(Beginning of Data shown)

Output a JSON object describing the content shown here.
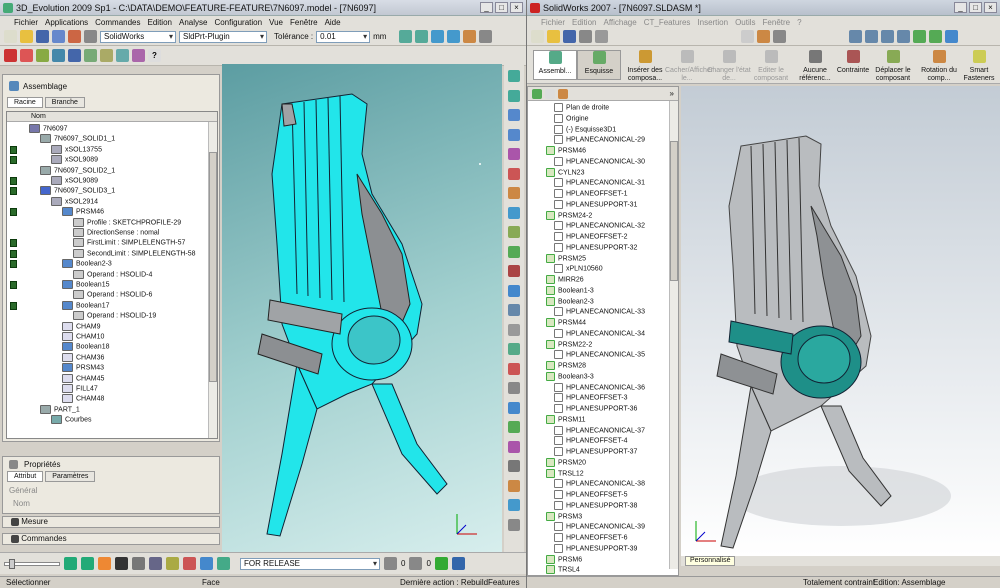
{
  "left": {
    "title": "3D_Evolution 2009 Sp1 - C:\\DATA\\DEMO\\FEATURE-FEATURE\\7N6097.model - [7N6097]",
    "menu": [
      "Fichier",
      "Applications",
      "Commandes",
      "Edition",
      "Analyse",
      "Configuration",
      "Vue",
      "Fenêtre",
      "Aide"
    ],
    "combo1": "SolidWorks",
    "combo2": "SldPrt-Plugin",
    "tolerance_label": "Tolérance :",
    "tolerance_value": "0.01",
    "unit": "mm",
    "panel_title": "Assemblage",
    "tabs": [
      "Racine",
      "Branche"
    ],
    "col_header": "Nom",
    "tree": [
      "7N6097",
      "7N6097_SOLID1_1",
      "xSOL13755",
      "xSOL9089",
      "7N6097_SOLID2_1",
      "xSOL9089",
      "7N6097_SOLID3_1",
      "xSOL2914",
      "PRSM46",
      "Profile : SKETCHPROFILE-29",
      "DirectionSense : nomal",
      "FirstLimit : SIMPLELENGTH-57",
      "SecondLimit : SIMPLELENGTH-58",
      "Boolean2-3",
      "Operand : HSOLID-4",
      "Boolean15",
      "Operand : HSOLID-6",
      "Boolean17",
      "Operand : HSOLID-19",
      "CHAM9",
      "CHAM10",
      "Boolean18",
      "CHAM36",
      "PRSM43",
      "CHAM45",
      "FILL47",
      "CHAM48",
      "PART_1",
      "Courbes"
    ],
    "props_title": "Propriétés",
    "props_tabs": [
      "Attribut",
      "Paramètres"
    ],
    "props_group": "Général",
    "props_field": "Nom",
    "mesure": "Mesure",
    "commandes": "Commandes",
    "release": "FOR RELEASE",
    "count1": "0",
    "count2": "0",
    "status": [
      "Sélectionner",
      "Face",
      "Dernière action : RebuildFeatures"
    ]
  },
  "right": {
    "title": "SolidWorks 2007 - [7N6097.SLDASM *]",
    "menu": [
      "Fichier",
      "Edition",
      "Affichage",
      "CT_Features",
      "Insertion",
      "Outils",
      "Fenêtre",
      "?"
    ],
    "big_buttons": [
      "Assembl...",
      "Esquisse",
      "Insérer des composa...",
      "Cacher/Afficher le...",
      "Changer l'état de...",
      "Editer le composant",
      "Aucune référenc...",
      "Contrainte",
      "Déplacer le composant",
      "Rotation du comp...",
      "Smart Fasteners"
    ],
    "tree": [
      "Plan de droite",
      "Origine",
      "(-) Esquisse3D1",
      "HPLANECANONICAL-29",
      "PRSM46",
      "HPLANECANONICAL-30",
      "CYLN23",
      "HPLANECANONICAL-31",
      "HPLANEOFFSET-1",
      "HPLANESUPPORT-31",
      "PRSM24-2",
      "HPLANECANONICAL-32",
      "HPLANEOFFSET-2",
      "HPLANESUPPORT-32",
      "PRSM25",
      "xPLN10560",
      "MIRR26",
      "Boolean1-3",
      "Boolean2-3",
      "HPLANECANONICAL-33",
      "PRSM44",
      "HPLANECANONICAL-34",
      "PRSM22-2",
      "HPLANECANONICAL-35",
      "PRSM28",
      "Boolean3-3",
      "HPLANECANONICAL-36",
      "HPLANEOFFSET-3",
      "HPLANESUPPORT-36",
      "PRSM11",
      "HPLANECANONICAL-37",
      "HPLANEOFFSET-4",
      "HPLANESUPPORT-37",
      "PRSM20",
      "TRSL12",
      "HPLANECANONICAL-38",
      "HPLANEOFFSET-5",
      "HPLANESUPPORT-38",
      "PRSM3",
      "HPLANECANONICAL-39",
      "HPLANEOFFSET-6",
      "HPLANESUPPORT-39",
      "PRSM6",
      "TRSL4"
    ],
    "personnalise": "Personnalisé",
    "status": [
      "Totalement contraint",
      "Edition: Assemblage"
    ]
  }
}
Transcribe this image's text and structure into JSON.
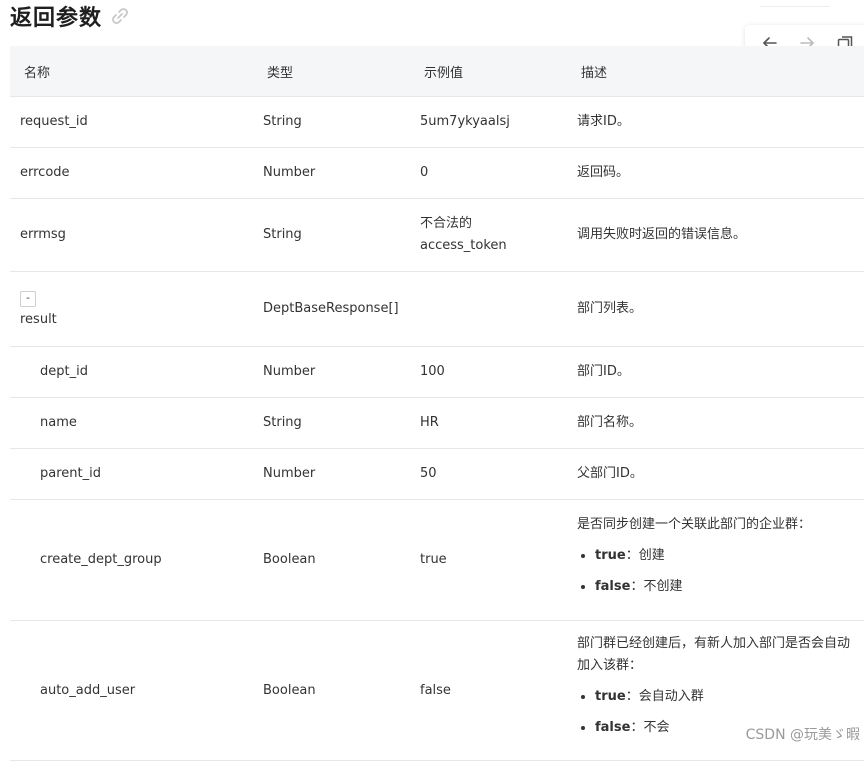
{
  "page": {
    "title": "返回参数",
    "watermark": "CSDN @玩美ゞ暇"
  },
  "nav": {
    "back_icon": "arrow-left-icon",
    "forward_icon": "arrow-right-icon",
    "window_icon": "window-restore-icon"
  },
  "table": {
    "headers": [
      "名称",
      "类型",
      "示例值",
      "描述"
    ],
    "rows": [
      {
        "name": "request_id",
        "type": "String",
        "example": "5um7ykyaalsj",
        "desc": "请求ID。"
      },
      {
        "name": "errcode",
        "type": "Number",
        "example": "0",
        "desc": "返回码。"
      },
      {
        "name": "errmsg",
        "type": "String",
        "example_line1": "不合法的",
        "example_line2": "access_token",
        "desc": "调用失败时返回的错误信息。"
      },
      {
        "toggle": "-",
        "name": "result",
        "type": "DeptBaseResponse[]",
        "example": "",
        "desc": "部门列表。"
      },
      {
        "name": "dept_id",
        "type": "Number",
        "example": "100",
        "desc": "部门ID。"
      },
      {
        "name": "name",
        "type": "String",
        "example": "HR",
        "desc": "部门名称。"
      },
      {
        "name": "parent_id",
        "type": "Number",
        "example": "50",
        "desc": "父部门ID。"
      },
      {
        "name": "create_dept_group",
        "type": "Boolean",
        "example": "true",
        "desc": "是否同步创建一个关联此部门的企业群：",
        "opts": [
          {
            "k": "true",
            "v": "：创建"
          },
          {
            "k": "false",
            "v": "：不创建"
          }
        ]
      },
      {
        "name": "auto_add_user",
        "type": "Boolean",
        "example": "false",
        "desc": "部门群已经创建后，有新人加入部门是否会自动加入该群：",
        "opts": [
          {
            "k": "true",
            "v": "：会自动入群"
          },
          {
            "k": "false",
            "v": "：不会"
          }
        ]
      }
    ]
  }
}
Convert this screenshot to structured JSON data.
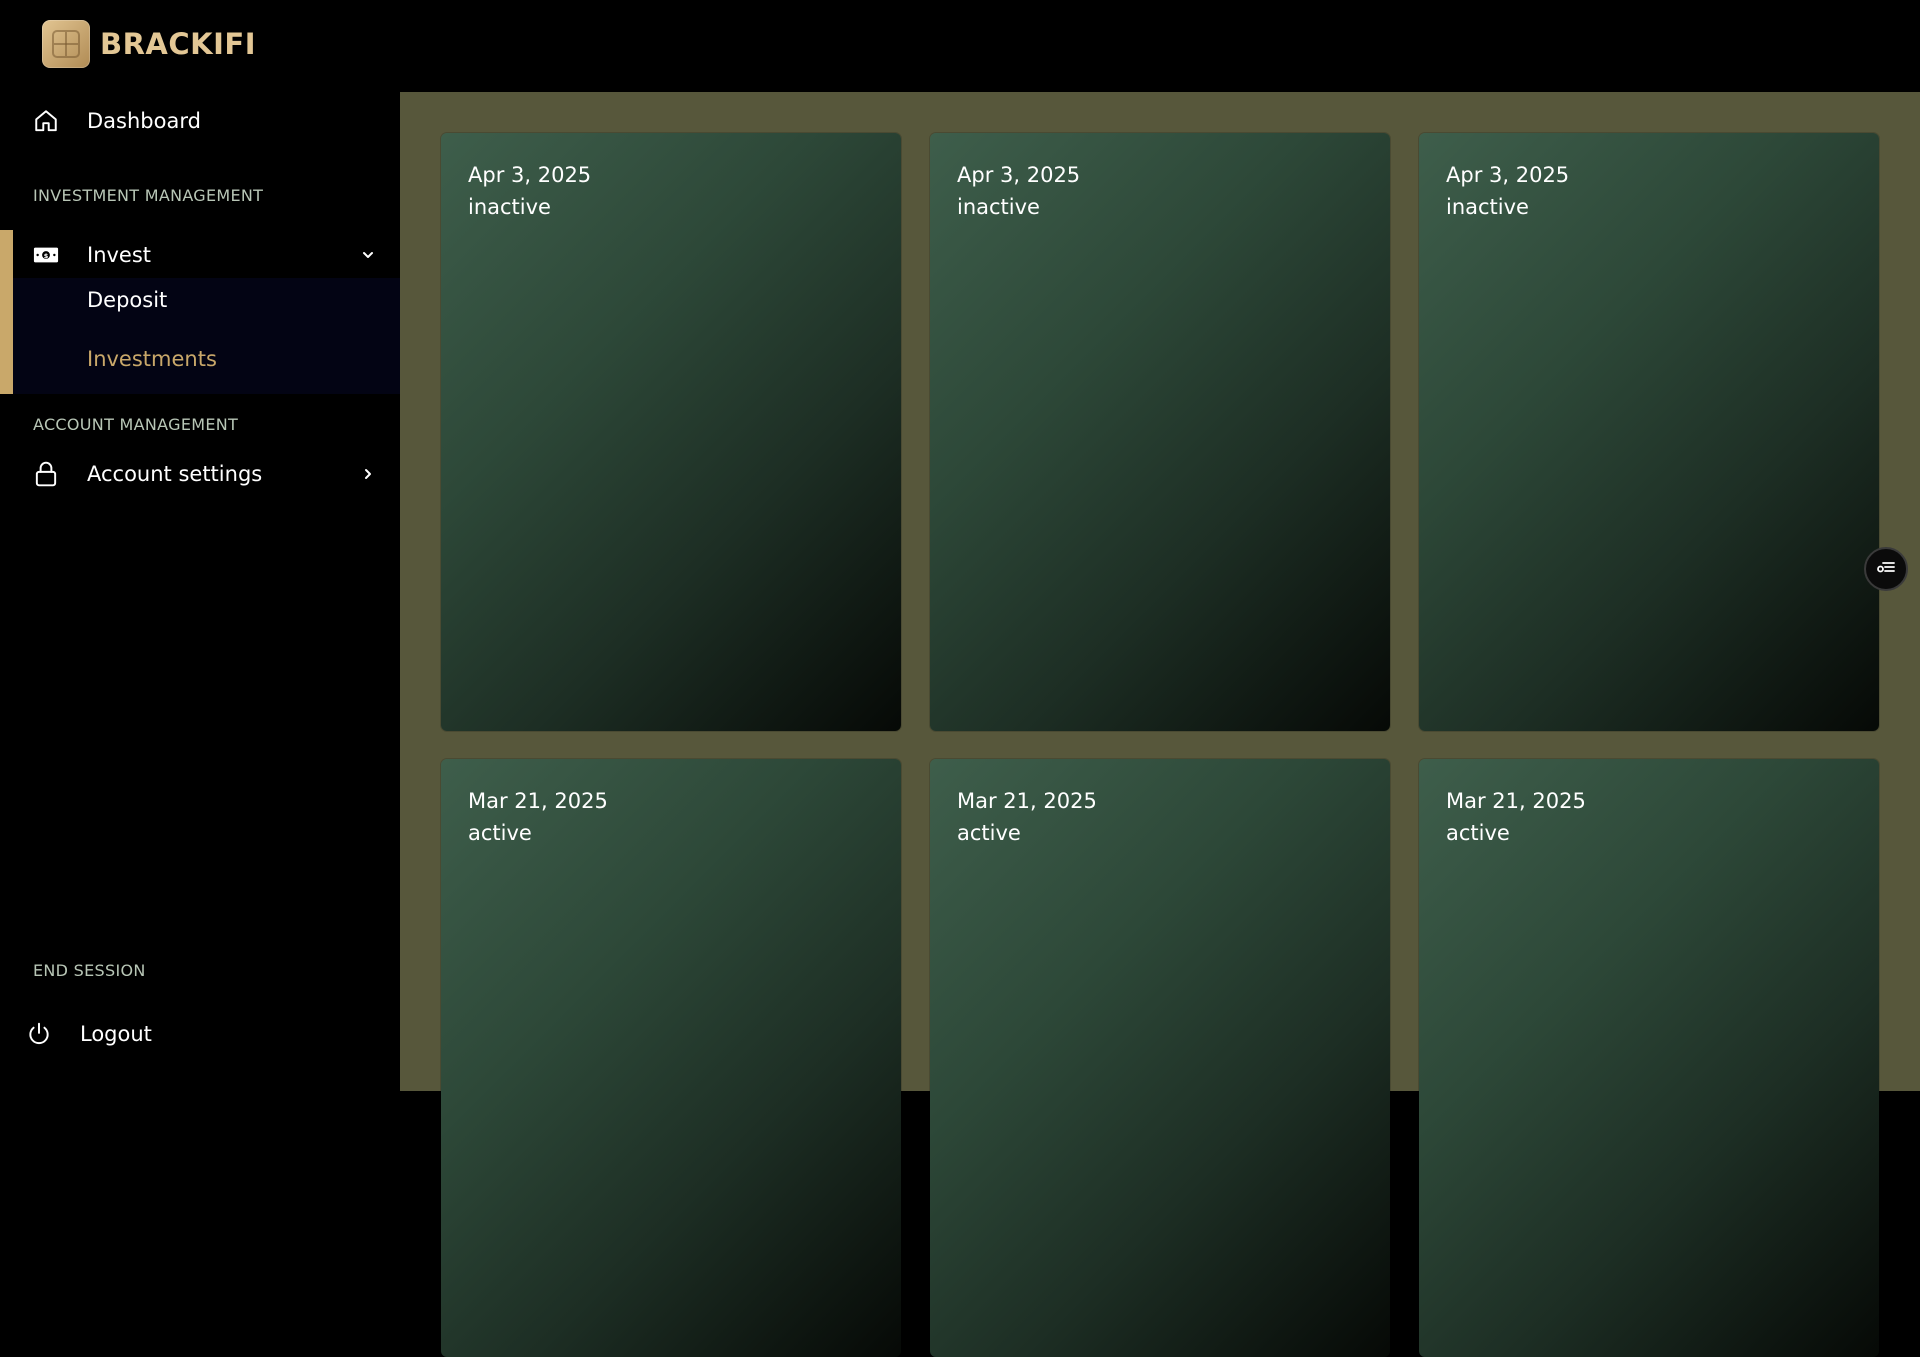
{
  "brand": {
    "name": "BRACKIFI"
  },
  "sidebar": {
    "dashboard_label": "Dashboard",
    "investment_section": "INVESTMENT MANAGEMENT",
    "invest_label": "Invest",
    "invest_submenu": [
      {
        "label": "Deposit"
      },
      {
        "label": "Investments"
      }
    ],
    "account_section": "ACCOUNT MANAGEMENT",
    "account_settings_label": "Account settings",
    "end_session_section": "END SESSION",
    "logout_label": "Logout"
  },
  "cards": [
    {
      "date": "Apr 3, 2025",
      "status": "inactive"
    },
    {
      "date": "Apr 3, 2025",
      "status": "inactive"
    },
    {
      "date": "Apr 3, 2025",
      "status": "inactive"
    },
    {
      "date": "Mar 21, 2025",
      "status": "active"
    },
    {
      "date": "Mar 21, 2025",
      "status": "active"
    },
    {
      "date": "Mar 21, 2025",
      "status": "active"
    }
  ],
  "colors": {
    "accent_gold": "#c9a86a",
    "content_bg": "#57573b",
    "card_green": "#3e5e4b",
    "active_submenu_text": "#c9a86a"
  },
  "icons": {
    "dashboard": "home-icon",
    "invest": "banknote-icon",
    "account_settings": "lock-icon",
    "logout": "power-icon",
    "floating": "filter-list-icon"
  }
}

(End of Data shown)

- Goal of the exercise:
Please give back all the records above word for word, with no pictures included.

- Output below:
Output a JSON object describing the content shown here.
{
  "left": {
    "title": "3D_Evolution 2009 Sp1 - C:\\DATA\\DEMO\\FEATURE-FEATURE\\7N6097.model - [7N6097]",
    "menu": [
      "Fichier",
      "Applications",
      "Commandes",
      "Edition",
      "Analyse",
      "Configuration",
      "Vue",
      "Fenêtre",
      "Aide"
    ],
    "combo1": "SolidWorks",
    "combo2": "SldPrt-Plugin",
    "tolerance_label": "Tolérance :",
    "tolerance_value": "0.01",
    "unit": "mm",
    "panel_title": "Assemblage",
    "tabs": [
      "Racine",
      "Branche"
    ],
    "col_header": "Nom",
    "tree": [
      "7N6097",
      "7N6097_SOLID1_1",
      "xSOL13755",
      "xSOL9089",
      "7N6097_SOLID2_1",
      "xSOL9089",
      "7N6097_SOLID3_1",
      "xSOL2914",
      "PRSM46",
      "Profile : SKETCHPROFILE-29",
      "DirectionSense : nomal",
      "FirstLimit : SIMPLELENGTH-57",
      "SecondLimit : SIMPLELENGTH-58",
      "Boolean2-3",
      "Operand : HSOLID-4",
      "Boolean15",
      "Operand : HSOLID-6",
      "Boolean17",
      "Operand : HSOLID-19",
      "CHAM9",
      "CHAM10",
      "Boolean18",
      "CHAM36",
      "PRSM43",
      "CHAM45",
      "FILL47",
      "CHAM48",
      "PART_1",
      "Courbes"
    ],
    "props_title": "Propriétés",
    "props_tabs": [
      "Attribut",
      "Paramètres"
    ],
    "props_group": "Général",
    "props_field": "Nom",
    "mesure": "Mesure",
    "commandes": "Commandes",
    "release": "FOR RELEASE",
    "count1": "0",
    "count2": "0",
    "status": [
      "Sélectionner",
      "Face",
      "Dernière action : RebuildFeatures"
    ]
  },
  "right": {
    "title": "SolidWorks 2007 - [7N6097.SLDASM *]",
    "menu": [
      "Fichier",
      "Edition",
      "Affichage",
      "CT_Features",
      "Insertion",
      "Outils",
      "Fenêtre",
      "?"
    ],
    "big_buttons": [
      "Assembl...",
      "Esquisse",
      "Insérer des composa...",
      "Cacher/Afficher le...",
      "Changer l'état de...",
      "Editer le composant",
      "Aucune référenc...",
      "Contrainte",
      "Déplacer le composant",
      "Rotation du comp...",
      "Smart Fasteners"
    ],
    "tree": [
      "Plan de droite",
      "Origine",
      "(-) Esquisse3D1",
      "HPLANECANONICAL-29",
      "PRSM46",
      "HPLANECANONICAL-30",
      "CYLN23",
      "HPLANECANONICAL-31",
      "HPLANEOFFSET-1",
      "HPLANESUPPORT-31",
      "PRSM24-2",
      "HPLANECANONICAL-32",
      "HPLANEOFFSET-2",
      "HPLANESUPPORT-32",
      "PRSM25",
      "xPLN10560",
      "MIRR26",
      "Boolean1-3",
      "Boolean2-3",
      "HPLANECANONICAL-33",
      "PRSM44",
      "HPLANECANONICAL-34",
      "PRSM22-2",
      "HPLANECANONICAL-35",
      "PRSM28",
      "Boolean3-3",
      "HPLANECANONICAL-36",
      "HPLANEOFFSET-3",
      "HPLANESUPPORT-36",
      "PRSM11",
      "HPLANECANONICAL-37",
      "HPLANEOFFSET-4",
      "HPLANESUPPORT-37",
      "PRSM20",
      "TRSL12",
      "HPLANECANONICAL-38",
      "HPLANEOFFSET-5",
      "HPLANESUPPORT-38",
      "PRSM3",
      "HPLANECANONICAL-39",
      "HPLANEOFFSET-6",
      "HPLANESUPPORT-39",
      "PRSM6",
      "TRSL4"
    ],
    "personnalise": "Personnalisé",
    "status": [
      "Totalement contraint",
      "Edition: Assemblage"
    ]
  }
}
Transcribe this image's text and structure into JSON.
{
  "page": {
    "title": "返回参数",
    "watermark": "CSDN @玩美ゞ暇"
  },
  "nav": {
    "back_icon": "arrow-left-icon",
    "forward_icon": "arrow-right-icon",
    "window_icon": "window-restore-icon"
  },
  "table": {
    "headers": [
      "名称",
      "类型",
      "示例值",
      "描述"
    ],
    "rows": [
      {
        "name": "request_id",
        "type": "String",
        "example": "5um7ykyaalsj",
        "desc": "请求ID。"
      },
      {
        "name": "errcode",
        "type": "Number",
        "example": "0",
        "desc": "返回码。"
      },
      {
        "name": "errmsg",
        "type": "String",
        "example_line1": "不合法的",
        "example_line2": "access_token",
        "desc": "调用失败时返回的错误信息。"
      },
      {
        "toggle": "-",
        "name": "result",
        "type": "DeptBaseResponse[]",
        "example": "",
        "desc": "部门列表。"
      },
      {
        "name": "dept_id",
        "type": "Number",
        "example": "100",
        "desc": "部门ID。"
      },
      {
        "name": "name",
        "type": "String",
        "example": "HR",
        "desc": "部门名称。"
      },
      {
        "name": "parent_id",
        "type": "Number",
        "example": "50",
        "desc": "父部门ID。"
      },
      {
        "name": "create_dept_group",
        "type": "Boolean",
        "example": "true",
        "desc": "是否同步创建一个关联此部门的企业群：",
        "opts": [
          {
            "k": "true",
            "v": "：创建"
          },
          {
            "k": "false",
            "v": "：不创建"
          }
        ]
      },
      {
        "name": "auto_add_user",
        "type": "Boolean",
        "example": "false",
        "desc": "部门群已经创建后，有新人加入部门是否会自动加入该群：",
        "opts": [
          {
            "k": "true",
            "v": "：会自动入群"
          },
          {
            "k": "false",
            "v": "：不会"
          }
        ]
      }
    ]
  }
}
Convert this screenshot to structured JSON data.
{
  "brand": {
    "name": "BRACKIFI"
  },
  "sidebar": {
    "dashboard_label": "Dashboard",
    "investment_section": "INVESTMENT MANAGEMENT",
    "invest_label": "Invest",
    "invest_submenu": [
      {
        "label": "Deposit"
      },
      {
        "label": "Investments"
      }
    ],
    "account_section": "ACCOUNT MANAGEMENT",
    "account_settings_label": "Account settings",
    "end_session_section": "END SESSION",
    "logout_label": "Logout"
  },
  "cards": [
    {
      "date": "Apr 3, 2025",
      "status": "inactive"
    },
    {
      "date": "Apr 3, 2025",
      "status": "inactive"
    },
    {
      "date": "Apr 3, 2025",
      "status": "inactive"
    },
    {
      "date": "Mar 21, 2025",
      "status": "active"
    },
    {
      "date": "Mar 21, 2025",
      "status": "active"
    },
    {
      "date": "Mar 21, 2025",
      "status": "active"
    }
  ],
  "colors": {
    "accent_gold": "#c9a86a",
    "content_bg": "#57573b",
    "card_green": "#3e5e4b",
    "active_submenu_text": "#c9a86a"
  },
  "icons": {
    "dashboard": "home-icon",
    "invest": "banknote-icon",
    "account_settings": "lock-icon",
    "logout": "power-icon",
    "floating": "filter-list-icon"
  }
}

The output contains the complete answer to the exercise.